Listing ID: 76719
This Market is a local gem. Originally established in the 1950s and under current ownership since 2009. A Long-time local stop for staples including produce, a butcher counter, ethnic items, snacks & booze.
This location is within 2 miles of UC Berkeley. Extremely high vehicular & foot traffic area with tons of upside potential. Surrounded by dense residential neighborhood making this business location highly lucrative. An experienced operator could boost revenue by adding diverse inventory, healthy and organic choices to attract younger demographics.
Equipment: Cash Register, Walk-in cooler, Walk-in freezer, produce cooler, Meat/Butcher glass case, Gondola shelving, Meat cutting equipment. A full list of equipment is available with the Listing Broker.

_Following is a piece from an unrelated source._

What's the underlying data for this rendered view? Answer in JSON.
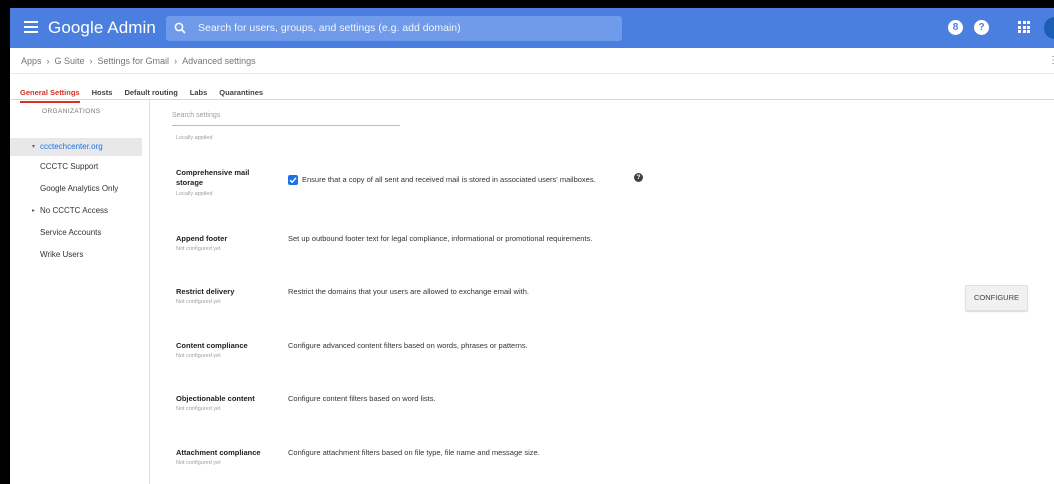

Organization: Partnership | Square Footage: ~6000 Sq. Ft. (subject to confirmation) | Licenses Required: City Bus Lic, Health Permit, Sellers Permit, Tobacco Lic., ABC Type-20 Beer & Wine Lic. (Included & Transferable) | Hours: 8 am to 12 am | Reason for Sale: Other Business Interests |
Lease: 7 years remaining on seller’s lease plus 10-year option.
Gross Sales: ~$80,000/Month (As per Seller, not verified by the Broker. Stated earnings inconsistent with financial records. Buyer to exercise revenue due diligence prior to making a business purchase offer).
All information contained in this document resulted from representations by Seller. Mission Peak Brokers, Inc. and its agents can not and will not verify the accuracy or completeness of any information. Purchasers must verify any such information themselves and should engage legal and financial advisors to assist with the process.
- Asking Price: $199,000
- Cash Flow: N/A
- Gross Revenue: $960,000
- EBITDA: N/A
- FF&E: N/A
- Inventory: $80,000
- Inventory Included: N/A
- Established: 1950
- Property Owned or Leased:N/A
- Property Included:N/A
- Building Square Footage:6,000
- Lot Size:N/A
- Total Number of Employees:N/A
- Furniture, Fixtures and Equipment:N/A
Seller training available.
Other Business Interests
The business was started in 1950, making the business 72 years old.
The deal doesn't include inventory valued at $80,000*, which ins't included in the requested price.
The real estate is leased by the company for $6,000 per Month
Why is the Current Owner Selling The Business?
There are all kinds of reasons people decide to sell businesses. Nevertheless, the real factor vs the one they say to you may be 2 entirely different things. For instance, they might state "I have way too many other responsibilities" or "I am retiring". For lots of sellers, these reasons stand. But also, for some, these may simply be reasons to attempt to hide the reality of altering demographics, increased competition, current reduction in profits, or a range of various other factors. This is why it is extremely crucial that you not count totally on a vendor's word, but instead, make use of the seller's answer combined with your total due diligence. This will repaint a more reasonable picture of the business's existing situation.
Existing Debts and Future Obligations
If the current business is in debt, which numerous companies are, then you will have reason to consider this when valuating/preparing your offer. Numerous companies borrow money in order to cover items like supplies, payroll, accounts payable, so on and so forth. Bear in mind that in some cases this can suggest that revenue margins are too thin. Many companies fall under a revolving door of taking loans as a way to pay back various other loans. In addition to debts, there may also be future commitments to take into consideration. There may be an outstanding lease on tools or the building where the business resides. The business might have existing contracts with suppliers that should be fulfilled or might result in charges if terminated early.
Understanding the Customer Base, Competition and Area Demographics
How do companies in the location bring in brand-new customers? Most times, operating businesses have repeat clients, which form the core of their everyday earnings. Certain factors such as brand-new competitors growing up around the area, roadway construction, and employee turn over can influence repeat clients and also adversely influence future revenues. One important point to think about is the location of the business. Is it in an extremely trafficked shopping center, or is it hidden from the highway? Undoubtedly, the more people that see the business often, the greater the chance to build a returning customer base. A last thought is the basic area demographics. Is the business situated in a densely populated city, or is it located on the outside border of town? Just how might the regional mean house income impact future income potential?